* **ABOUT THIS EXERCISE**: Whenever a line in the data holds the string "three", copy that line.

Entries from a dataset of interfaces
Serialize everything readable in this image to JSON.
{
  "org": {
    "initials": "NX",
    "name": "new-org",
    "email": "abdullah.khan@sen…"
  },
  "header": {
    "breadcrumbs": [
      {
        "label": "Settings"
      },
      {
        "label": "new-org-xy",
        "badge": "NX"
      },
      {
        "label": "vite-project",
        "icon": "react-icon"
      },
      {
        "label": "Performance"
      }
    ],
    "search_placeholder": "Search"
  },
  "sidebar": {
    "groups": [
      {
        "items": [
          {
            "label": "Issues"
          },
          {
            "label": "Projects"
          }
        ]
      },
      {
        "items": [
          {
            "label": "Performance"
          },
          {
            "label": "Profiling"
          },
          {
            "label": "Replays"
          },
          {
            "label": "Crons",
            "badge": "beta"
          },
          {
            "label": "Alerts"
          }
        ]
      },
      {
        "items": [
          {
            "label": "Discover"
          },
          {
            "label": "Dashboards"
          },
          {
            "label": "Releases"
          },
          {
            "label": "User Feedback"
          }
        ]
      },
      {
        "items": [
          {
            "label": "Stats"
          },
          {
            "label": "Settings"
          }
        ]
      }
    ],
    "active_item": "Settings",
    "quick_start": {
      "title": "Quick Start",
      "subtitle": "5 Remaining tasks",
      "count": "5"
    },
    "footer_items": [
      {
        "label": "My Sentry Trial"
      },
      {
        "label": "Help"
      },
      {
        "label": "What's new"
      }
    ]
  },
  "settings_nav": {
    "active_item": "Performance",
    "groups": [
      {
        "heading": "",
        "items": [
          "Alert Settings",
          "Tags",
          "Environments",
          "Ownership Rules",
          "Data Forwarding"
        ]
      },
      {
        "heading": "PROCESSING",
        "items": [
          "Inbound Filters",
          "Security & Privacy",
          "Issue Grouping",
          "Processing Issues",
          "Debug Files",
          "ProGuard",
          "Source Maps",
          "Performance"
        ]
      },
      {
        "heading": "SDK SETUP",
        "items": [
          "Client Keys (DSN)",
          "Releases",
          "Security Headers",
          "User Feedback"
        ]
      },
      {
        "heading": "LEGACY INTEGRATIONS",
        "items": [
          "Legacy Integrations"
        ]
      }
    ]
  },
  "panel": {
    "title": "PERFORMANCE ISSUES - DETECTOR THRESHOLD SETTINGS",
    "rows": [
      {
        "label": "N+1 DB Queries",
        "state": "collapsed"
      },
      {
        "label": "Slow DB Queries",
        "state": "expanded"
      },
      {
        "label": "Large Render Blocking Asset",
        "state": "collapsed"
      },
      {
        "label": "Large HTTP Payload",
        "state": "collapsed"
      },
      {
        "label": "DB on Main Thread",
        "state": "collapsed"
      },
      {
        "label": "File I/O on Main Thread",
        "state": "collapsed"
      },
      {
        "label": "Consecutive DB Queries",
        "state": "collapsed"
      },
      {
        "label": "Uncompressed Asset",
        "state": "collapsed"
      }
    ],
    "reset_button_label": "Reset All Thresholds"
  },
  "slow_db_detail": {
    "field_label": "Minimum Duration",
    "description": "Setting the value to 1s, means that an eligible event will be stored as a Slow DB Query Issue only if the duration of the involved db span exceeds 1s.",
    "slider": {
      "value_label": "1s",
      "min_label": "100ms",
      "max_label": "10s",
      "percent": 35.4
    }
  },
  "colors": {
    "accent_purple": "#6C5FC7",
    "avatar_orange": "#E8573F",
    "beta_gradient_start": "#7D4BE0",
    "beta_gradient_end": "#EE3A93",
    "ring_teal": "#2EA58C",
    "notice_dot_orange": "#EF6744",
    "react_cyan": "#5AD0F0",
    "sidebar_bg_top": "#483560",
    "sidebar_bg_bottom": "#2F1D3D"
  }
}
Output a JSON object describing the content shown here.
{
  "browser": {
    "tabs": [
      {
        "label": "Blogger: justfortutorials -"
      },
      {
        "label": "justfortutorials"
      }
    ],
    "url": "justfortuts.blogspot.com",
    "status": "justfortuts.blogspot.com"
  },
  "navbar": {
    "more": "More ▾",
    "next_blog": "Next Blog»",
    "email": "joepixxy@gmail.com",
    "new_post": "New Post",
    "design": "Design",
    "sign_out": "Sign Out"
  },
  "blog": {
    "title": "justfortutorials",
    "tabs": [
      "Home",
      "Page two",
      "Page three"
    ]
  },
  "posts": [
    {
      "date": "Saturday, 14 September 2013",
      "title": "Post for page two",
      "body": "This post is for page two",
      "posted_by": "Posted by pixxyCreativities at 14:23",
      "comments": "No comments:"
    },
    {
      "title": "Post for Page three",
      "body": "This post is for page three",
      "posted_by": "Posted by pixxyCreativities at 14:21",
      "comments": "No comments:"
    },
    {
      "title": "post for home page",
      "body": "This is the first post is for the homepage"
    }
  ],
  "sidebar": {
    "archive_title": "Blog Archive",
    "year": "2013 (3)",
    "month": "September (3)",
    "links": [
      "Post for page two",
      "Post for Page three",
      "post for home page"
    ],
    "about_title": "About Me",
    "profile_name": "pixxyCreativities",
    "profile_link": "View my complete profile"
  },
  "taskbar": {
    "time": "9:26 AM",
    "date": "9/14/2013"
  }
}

* **TASK OUTPUT**:
      "Page three"
      "title": "Post for Page three",
      "body": "This post is for page three",
      "Post for Page three",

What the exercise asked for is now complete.